S pneumoniae may exist in humans as either a nasopharyngeal colonist or as a pathogen in one of many clinical syndromes (Box 1). Although S pneumoniae has been found in other mammals, humans are thought to be the principal reservoir. As a colonist, S pneumoniae is found in up to 40% of children and 10% of adults.

Parainfluenza Virus

Parainfluenza is a ubiquitous virus. It is the primary cause of acute laryngotracheobronchitis (croup) in children aged 6 months to 3 years. It is capable of infecting the lower respiratory tract as well by manifesting as bronchiolitis or pneumonia. Outbreaks can follow regular epidemic patterns or be sporadic. Certain antigenic types (described below) do follow epidemic patterns.

Penicillins: Organs and Systems: Skin

Skin reactions are the commonest adverse effects of therapeutically administered penicillins. Penicillin-contaminated milk or meat can cause itching or generalized skin reactions or even anaphylaxis. The overall annual incidence of severe erythema multi-forme (toxic epidermal necrolysis and Stevens-Johnson syndrome) is about one case per million, antibiotics being involved in 30-40%. The clinical differentiation between these syndromes can be difficult.

Albendazole: Observational and Comparative studies
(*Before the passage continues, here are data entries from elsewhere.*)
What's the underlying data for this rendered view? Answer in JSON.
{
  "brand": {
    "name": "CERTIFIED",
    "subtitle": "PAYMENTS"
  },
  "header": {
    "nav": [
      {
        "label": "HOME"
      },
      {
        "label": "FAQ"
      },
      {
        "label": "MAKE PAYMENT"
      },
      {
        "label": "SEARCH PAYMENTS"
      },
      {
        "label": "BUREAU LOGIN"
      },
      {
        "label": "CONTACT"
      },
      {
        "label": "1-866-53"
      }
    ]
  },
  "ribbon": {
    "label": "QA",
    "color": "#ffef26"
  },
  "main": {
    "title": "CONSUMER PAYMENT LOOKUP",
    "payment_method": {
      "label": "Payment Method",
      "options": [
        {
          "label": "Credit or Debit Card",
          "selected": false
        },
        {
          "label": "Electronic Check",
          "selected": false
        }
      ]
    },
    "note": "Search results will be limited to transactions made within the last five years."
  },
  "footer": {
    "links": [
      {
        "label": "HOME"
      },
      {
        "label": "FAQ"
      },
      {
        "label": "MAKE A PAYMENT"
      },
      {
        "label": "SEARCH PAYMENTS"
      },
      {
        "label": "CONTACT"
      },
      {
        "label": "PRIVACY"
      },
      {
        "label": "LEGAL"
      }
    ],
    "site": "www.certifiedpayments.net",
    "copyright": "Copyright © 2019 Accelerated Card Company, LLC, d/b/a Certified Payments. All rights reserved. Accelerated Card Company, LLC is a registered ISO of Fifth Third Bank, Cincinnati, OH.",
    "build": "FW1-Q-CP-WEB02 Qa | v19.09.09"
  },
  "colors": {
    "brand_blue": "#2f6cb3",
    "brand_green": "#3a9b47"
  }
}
Albendazole has been used in the treatment of human hookworm and trichuriasis. In a mass-treatment report from Western Australia 295 individuals in a remote rural area were treated with albendazole 400 mg/day for 5 days because of possible Giardia lamblia and hookworm infections. The 37% prevalence of Giardia fell to 12% between days 6 and 9, but rose again to 28% between days 18 and 30. The effect on hookworms (Ankylostoma duodenale) was more pronounced and more sustained with a reduction of the pretreatment prevalence of hookworm infections from 76% before treatment to 0% after 3^1 weeks.